Who can blame a mother for wishing she could let her kids roam free again in a place that was once totally free of traffic? 

I have little doubt the American Indians felt the same way as the advent of westward expansion encroached upon their ancient homeland.

The truth of the matter is that while the view from Nahiku Landing is nice, there are roughly a thousand similar pretty views somewhere else on the island.  After all, how many different angles do you need to appreciate the Pacific Ocean?

Furthermore, the long drive down to the Landing is not practical at all.

That two mile stretch from Highway 360 (the Road to Hana) is no cup of tea. The only path down to the ocean is a steep, narrow, poorly-paved "country" road.  The condition of the road is not good enough to sustain heavy traffic.  And the traffic snarls caused by the heavy two-way traffic on what is essentially a wide "one-way road" has to drive people crazy.

After Marla and I had visited Nahiku Landing, on my way back up the road to re-connect with the Road to Hana, my one overriding thought was that this drive was a waste of time. 

Mind you, I kept that opinion to myself, but to tell the truth I wasn't impressed at all considering the hard work it took to get there.

The long drive down the bumpy, rutted Nahiku Drive took us 20 minutes for 2.5 miles and 40 minutes for the round trip.  Then add 20 minutes to look around and take pictures.  That adds up to ONE HOUR.

Furthermore it would have been even longer on a busier day.  Why bother?  You can get roughly the same sight at a highway viewing point one mile further down Highway 360 (the Road to Hana) and save an hour in the process.

I agree with Sheila Beal:

Hopefully, it’s unlikely that you’ll encounter hostility, but what should you do if this happens to you?   Look for a way out and just try to ignore it.   

I took 209 pictures on our 2013 Road to Hana visit.  However, I had no way of knowing what picture corresponded to what spot except for "sequential" order.

I wasn't sure if I had taken a picture of Nahiku Landing or not, so I grabbed one from the Internet.  When I saw the 'wood post' in the picture above, it seemed familiar.

I took this picture.  That 'wood post' in the picture above helped me identify my own set of Nahiku pictures. 

So there you have it.  This is the view from Nahiku Landing.  Now you know what you are missing

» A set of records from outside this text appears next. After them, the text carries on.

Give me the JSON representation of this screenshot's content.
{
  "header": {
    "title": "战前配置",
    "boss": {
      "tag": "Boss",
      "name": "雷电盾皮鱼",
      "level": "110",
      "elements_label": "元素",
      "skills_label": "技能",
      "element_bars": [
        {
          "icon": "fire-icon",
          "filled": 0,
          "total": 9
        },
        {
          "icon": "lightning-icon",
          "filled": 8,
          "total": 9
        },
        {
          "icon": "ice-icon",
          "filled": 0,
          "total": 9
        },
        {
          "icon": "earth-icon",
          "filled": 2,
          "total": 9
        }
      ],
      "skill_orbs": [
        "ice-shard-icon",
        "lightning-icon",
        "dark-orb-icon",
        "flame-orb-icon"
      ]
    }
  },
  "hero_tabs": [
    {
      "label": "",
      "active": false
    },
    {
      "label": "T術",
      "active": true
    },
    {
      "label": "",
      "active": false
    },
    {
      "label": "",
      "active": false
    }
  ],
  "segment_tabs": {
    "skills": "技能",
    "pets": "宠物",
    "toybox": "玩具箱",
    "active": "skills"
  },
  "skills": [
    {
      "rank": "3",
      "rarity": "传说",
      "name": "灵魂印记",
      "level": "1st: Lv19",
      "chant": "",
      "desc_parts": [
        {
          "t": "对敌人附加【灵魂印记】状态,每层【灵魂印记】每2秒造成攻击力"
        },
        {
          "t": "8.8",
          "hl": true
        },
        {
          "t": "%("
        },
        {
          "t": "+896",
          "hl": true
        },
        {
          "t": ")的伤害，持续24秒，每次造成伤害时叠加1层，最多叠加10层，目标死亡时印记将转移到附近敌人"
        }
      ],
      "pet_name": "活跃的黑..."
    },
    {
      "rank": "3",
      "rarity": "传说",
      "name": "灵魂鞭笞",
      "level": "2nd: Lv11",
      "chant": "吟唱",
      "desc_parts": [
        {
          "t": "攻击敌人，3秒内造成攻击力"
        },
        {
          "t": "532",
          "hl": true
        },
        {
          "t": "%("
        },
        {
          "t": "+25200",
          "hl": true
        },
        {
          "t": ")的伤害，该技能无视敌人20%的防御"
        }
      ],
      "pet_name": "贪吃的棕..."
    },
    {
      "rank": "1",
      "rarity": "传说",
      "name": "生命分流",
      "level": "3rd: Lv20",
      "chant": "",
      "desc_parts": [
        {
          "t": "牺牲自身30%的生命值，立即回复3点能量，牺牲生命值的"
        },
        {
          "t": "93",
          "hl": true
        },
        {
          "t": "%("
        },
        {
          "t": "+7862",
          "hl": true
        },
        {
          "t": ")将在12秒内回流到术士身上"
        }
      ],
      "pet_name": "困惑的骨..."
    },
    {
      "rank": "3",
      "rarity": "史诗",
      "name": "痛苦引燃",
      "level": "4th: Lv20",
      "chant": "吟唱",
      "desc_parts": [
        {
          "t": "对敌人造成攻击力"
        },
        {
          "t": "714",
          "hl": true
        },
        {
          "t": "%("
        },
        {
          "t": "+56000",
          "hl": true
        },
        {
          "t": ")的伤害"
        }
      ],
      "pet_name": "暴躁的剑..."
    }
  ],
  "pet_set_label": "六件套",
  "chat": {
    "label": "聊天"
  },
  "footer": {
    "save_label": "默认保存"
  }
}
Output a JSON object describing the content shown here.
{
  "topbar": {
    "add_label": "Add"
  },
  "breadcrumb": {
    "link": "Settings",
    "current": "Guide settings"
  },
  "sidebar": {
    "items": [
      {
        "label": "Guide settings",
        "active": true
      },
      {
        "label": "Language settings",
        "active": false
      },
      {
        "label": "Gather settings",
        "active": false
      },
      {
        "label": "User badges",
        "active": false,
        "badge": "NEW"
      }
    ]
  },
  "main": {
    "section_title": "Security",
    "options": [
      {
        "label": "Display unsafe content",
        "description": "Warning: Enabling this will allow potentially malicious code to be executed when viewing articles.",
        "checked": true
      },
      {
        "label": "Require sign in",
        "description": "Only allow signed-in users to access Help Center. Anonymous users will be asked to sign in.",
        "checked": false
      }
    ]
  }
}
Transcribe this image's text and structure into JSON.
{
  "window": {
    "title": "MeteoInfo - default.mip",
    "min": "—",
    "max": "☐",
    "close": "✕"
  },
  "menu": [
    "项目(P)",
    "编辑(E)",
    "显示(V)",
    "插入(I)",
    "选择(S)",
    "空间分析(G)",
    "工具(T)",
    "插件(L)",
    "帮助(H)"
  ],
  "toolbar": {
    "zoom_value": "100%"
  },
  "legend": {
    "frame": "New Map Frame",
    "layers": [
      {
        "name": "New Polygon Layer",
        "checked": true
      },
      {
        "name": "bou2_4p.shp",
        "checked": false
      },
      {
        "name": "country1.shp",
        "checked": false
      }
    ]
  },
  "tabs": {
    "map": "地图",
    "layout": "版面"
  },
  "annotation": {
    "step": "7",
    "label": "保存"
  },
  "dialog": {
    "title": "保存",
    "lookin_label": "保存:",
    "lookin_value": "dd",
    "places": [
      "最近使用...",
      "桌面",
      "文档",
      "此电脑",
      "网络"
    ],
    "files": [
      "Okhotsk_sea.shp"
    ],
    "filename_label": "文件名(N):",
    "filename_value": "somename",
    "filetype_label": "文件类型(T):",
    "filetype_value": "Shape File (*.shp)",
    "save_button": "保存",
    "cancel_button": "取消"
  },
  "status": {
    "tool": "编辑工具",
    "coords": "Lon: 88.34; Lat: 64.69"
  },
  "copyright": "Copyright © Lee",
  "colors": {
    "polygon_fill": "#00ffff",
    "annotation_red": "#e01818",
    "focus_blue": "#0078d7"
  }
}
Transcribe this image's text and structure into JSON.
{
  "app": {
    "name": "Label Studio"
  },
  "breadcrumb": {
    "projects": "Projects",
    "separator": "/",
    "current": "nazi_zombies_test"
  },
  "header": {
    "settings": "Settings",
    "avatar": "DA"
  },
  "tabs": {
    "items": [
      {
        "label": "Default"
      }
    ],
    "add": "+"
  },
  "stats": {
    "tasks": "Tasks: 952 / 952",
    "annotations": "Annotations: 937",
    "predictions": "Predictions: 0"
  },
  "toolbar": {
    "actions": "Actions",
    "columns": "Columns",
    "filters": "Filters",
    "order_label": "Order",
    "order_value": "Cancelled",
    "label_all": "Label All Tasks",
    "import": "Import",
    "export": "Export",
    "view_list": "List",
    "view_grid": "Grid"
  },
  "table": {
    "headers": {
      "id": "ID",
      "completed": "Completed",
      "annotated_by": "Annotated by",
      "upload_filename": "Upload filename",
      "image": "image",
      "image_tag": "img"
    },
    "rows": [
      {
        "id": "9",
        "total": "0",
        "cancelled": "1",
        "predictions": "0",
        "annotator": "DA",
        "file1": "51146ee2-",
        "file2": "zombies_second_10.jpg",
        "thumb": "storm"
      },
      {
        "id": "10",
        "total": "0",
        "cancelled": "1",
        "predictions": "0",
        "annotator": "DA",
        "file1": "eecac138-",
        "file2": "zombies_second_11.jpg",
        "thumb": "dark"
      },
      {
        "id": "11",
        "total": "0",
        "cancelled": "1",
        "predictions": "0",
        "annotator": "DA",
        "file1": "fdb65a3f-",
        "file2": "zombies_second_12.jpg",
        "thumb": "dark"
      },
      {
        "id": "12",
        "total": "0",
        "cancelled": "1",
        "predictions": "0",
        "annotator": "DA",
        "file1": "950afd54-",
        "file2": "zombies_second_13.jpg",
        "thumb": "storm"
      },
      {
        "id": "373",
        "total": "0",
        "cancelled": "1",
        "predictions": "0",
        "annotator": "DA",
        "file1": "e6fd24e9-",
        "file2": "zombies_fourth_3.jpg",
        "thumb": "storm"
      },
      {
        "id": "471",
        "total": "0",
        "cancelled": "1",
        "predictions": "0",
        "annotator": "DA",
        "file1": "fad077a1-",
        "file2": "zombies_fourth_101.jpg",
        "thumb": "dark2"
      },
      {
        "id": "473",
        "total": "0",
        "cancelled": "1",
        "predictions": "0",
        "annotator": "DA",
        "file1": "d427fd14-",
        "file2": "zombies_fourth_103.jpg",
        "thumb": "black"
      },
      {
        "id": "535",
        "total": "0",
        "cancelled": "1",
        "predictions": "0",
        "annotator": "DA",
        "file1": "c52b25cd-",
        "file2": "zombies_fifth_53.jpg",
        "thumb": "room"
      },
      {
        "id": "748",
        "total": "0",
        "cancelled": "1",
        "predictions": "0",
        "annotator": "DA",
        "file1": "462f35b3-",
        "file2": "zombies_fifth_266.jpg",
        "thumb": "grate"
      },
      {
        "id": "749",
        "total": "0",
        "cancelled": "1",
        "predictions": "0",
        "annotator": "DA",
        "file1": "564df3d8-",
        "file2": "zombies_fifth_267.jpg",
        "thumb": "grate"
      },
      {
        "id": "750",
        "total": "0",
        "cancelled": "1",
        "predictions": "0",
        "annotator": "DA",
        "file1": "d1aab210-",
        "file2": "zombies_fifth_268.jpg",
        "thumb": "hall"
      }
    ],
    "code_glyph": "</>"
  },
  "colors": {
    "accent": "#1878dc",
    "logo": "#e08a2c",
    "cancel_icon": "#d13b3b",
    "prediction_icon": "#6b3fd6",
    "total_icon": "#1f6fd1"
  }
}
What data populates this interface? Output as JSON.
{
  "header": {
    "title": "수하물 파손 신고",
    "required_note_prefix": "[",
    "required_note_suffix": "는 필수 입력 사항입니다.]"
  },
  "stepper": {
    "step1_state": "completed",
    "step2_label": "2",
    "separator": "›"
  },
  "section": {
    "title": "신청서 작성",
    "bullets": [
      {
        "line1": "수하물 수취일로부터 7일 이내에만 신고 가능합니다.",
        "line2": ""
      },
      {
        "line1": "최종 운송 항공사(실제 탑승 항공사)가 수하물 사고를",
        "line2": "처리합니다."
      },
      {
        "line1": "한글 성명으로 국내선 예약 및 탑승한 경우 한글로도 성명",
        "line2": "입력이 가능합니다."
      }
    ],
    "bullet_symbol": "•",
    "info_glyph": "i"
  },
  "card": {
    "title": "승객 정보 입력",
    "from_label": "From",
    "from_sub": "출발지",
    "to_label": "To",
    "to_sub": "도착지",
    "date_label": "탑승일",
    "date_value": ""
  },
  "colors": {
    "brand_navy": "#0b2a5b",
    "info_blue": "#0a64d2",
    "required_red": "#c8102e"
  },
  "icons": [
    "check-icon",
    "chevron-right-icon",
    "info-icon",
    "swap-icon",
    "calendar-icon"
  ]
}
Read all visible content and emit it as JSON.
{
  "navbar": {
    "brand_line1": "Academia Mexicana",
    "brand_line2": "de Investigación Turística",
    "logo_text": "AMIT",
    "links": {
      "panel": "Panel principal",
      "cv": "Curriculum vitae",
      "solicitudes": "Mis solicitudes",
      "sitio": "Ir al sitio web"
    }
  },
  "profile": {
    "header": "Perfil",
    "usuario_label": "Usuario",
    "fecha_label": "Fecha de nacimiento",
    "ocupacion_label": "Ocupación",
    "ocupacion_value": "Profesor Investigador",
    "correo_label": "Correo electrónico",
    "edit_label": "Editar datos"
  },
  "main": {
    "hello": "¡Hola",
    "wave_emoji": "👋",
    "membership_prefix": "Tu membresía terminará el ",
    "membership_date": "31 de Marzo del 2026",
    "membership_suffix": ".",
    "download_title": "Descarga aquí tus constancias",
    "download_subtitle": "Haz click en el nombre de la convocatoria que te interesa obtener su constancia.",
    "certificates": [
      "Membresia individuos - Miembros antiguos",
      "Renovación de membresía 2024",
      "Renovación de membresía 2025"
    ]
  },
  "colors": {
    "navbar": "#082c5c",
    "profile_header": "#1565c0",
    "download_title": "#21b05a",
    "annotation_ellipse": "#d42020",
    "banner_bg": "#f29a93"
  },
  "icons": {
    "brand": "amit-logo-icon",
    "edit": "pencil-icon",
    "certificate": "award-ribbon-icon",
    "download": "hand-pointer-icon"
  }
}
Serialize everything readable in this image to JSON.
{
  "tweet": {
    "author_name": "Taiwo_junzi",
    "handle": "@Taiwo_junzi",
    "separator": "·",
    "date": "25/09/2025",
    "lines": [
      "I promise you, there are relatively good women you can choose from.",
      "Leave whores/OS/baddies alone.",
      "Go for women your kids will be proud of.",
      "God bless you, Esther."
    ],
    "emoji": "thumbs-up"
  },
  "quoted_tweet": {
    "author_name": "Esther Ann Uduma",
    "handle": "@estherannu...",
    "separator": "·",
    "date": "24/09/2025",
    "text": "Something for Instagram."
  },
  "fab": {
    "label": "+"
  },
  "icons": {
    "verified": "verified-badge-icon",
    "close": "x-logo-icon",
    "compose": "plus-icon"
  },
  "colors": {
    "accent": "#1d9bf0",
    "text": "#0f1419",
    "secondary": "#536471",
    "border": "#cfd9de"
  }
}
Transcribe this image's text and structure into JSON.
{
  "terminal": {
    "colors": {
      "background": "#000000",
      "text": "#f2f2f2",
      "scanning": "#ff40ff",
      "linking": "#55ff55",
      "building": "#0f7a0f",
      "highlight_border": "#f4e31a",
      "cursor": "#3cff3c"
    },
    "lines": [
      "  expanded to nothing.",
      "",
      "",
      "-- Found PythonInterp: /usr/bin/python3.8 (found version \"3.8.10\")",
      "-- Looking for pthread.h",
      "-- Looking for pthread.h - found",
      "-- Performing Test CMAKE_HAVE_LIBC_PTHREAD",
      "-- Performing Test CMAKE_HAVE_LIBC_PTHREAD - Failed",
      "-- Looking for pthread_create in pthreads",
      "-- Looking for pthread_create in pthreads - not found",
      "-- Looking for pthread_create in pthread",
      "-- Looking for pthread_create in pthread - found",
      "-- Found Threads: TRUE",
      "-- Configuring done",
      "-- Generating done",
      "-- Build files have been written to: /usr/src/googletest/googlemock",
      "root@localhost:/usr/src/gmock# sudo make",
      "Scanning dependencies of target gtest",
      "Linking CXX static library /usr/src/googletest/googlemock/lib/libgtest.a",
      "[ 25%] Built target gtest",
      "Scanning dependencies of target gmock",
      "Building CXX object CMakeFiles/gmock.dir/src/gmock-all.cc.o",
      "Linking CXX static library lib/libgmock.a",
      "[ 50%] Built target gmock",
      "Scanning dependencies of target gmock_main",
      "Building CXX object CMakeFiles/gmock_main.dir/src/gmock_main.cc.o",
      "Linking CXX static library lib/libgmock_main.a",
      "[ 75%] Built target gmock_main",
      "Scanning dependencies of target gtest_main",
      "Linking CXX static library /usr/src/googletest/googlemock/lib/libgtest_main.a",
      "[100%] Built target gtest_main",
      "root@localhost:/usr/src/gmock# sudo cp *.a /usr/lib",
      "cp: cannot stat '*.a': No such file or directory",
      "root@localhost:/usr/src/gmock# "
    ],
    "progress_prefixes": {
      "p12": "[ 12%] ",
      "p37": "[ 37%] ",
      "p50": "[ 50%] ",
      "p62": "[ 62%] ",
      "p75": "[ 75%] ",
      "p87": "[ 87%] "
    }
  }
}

I say leave the Nahiku people in peace; this spot is pretty, but you can see virtually the same thing from the highway above and save yourself a long trip in the process.


Next Story: The Tale of the Mad Hawaiian